Preston Hogue is a globe-trotting security expert at F5. We were fortunate that he was able to come along to F5 Forum and TechXchange in the UK, which took place at Chelsea FC’s West Stand.
Context runs through what F5 offer in the security space as well as in the broader application delivery sense. We focus on two major trends – mobility and access, and securing the data centre. Preston focused on the latter.
Challenges include BYOD, mobility, Web 2.0. Every app that is being developed right now is web-enabled, making this latter challenge the most pressing one. Web 2.0 security concerns makes deploying Siebel or a helpdesk in the cloud (just as two quick examples rather than anything inherently wrong in these apps) incredibly time-consuming. Years in some cases.
Another defining characteristic of the Web 2.0 environment is how dynamic it is. Look at all the updates you get to apps on your iPhone for everyday proof. Look how often websites are updated, especially those that are social media enabled.

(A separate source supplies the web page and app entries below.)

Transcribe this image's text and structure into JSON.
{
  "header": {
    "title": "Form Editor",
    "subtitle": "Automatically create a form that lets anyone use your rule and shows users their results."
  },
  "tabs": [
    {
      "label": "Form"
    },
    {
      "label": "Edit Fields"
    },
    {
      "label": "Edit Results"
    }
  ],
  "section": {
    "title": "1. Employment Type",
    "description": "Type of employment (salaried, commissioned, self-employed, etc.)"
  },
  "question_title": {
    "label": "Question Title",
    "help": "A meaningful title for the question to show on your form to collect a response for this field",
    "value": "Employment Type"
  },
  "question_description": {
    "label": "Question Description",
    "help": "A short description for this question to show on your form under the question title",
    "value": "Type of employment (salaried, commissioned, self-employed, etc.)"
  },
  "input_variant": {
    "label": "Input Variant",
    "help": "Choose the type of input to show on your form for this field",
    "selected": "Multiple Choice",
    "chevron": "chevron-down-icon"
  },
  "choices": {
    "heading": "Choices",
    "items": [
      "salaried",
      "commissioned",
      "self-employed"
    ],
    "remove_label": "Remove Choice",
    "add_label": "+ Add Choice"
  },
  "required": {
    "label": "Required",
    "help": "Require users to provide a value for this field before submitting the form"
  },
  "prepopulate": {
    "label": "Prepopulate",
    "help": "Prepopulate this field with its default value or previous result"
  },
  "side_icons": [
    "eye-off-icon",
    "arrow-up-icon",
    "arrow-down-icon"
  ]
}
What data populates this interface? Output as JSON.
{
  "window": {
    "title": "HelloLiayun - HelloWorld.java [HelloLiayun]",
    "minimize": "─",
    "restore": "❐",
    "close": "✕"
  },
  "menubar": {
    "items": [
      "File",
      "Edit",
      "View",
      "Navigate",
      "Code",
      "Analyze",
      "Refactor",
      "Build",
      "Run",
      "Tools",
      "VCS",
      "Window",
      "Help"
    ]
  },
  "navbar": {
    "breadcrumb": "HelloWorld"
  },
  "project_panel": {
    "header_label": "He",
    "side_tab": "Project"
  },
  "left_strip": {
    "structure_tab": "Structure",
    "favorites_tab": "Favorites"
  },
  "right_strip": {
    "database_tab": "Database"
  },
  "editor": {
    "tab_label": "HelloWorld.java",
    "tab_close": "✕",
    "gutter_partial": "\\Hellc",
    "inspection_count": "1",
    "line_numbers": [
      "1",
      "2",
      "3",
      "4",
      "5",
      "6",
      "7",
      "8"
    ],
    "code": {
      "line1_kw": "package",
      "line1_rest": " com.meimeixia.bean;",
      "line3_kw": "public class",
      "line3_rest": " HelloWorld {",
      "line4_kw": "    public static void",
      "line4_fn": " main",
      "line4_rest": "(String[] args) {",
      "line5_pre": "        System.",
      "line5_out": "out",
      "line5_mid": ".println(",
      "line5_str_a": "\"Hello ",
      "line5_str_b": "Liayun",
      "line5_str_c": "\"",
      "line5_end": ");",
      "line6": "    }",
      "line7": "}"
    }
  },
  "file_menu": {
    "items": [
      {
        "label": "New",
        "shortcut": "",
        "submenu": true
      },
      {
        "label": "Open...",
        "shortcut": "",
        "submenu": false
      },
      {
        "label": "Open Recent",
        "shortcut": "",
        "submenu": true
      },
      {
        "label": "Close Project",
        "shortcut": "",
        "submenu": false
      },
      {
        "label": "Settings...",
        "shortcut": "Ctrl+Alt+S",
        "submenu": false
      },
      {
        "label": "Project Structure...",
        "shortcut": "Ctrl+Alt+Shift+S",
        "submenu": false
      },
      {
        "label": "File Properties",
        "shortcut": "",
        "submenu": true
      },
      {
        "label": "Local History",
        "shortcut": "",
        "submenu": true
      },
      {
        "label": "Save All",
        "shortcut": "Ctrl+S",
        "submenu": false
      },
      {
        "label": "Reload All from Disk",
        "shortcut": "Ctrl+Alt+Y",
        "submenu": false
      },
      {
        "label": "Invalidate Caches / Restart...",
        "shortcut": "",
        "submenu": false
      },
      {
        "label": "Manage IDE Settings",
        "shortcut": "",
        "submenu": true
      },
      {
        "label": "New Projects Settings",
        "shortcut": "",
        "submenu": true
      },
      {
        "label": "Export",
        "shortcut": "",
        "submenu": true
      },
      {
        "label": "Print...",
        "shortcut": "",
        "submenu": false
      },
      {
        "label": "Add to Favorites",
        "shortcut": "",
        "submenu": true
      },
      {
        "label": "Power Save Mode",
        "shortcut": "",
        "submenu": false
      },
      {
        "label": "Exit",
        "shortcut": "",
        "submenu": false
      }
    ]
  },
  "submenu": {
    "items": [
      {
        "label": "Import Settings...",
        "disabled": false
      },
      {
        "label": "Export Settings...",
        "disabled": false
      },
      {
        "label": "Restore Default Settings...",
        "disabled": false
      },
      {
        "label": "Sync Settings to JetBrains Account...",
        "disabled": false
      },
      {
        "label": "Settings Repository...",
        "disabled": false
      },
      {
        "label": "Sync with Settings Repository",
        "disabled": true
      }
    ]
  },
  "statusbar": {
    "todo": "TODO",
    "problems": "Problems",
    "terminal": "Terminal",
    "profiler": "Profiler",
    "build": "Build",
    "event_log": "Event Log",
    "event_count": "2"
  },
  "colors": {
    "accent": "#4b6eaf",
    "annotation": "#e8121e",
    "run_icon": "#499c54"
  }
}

Agility has become absolutely essential. But agility doesn’t really lend itself to threat modelling. This, and an expanding network perimeter, make for some specific security concerns when attempting to protect applications. When you consider that some single applications represent a huge proportion of a company’s revenue, this problem becomes acute.
Factors like lack of regulation in emerging countries, vast spam networks and botnets, and hackers evolving into sophisticated organisations that can call on many more people to target geopolitical events like the Arab Spring mean the average threat spectrum is vastly different compared to a few years ago.
Social media is a part of this – an enabler of hacker collaboration, changing the way they communicate just as it has done for most of the rest of us.
F5 are in a good place to address these things. Ask your security vendor about if they provide three crucial levels of context. The first is the ability to know about the client (what browser, what OS, what kind of device?) accessing your web app. The second is understanding what the attacks are. The third is having some awareness of what is being protected. The answer, by the way, is ‘the application’, but not all network-focused security technology will know this, let alone if it is being effectively secured.
F5 have always been able to give you this context, because we are application-aware and have always focused our business on delivering this context in order to deliver applications securely, quickly and making them highly available. It is crucial that we knew these things.
So it becomes much more understandable that F5 are now talking up how we compliment traditional network perimeter-focused technology. The world has changed, in threat terms, and context is is incredibly important as applications become front and centre for revenue generation and Web 2.0 in general.